Strip out all images, then restate the data verbatim.
━━ SOURCE MATERIAL
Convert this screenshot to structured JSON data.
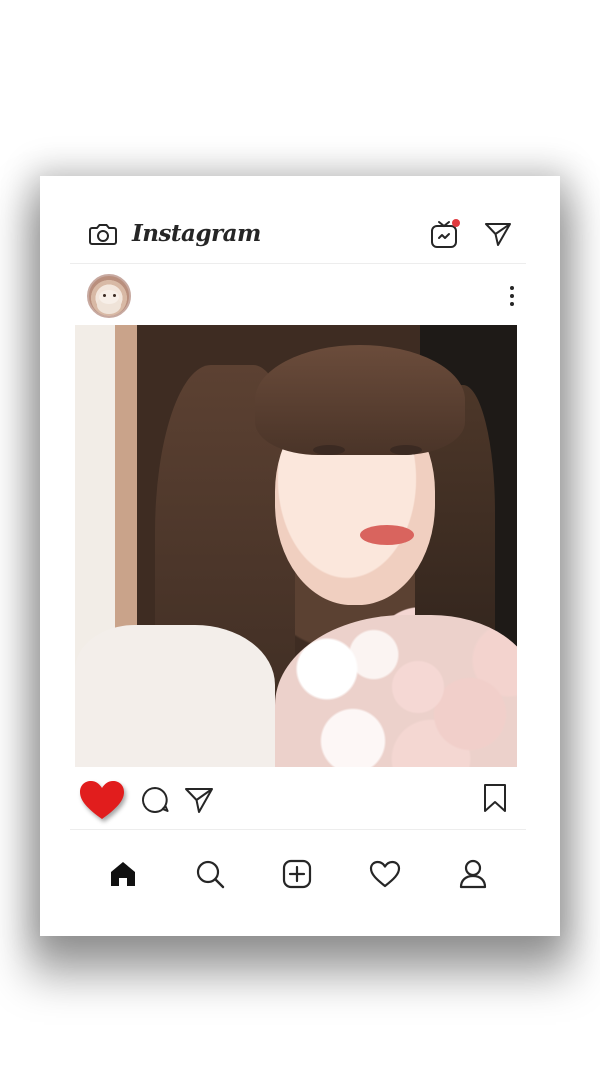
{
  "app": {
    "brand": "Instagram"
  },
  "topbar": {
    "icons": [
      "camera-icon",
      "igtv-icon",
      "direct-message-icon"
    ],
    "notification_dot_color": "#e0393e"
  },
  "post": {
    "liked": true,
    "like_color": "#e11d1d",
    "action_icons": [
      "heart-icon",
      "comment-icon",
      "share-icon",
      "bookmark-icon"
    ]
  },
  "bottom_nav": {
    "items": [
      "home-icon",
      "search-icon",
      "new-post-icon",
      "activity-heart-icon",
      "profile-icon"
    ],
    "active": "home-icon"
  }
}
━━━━
# [WRITTEN RESPONSE]
Convert this screenshot to structured JSON data.
{
  "app": {
    "brand": "Instagram"
  },
  "topbar": {
    "icons": [
      "camera-icon",
      "igtv-icon",
      "direct-message-icon"
    ],
    "notification_dot_color": "#e0393e"
  },
  "post": {
    "liked": true,
    "like_color": "#e11d1d",
    "action_icons": [
      "heart-icon",
      "comment-icon",
      "share-icon",
      "bookmark-icon"
    ]
  },
  "bottom_nav": {
    "items": [
      "home-icon",
      "search-icon",
      "new-post-icon",
      "activity-heart-icon",
      "profile-icon"
    ],
    "active": "home-icon"
  }
}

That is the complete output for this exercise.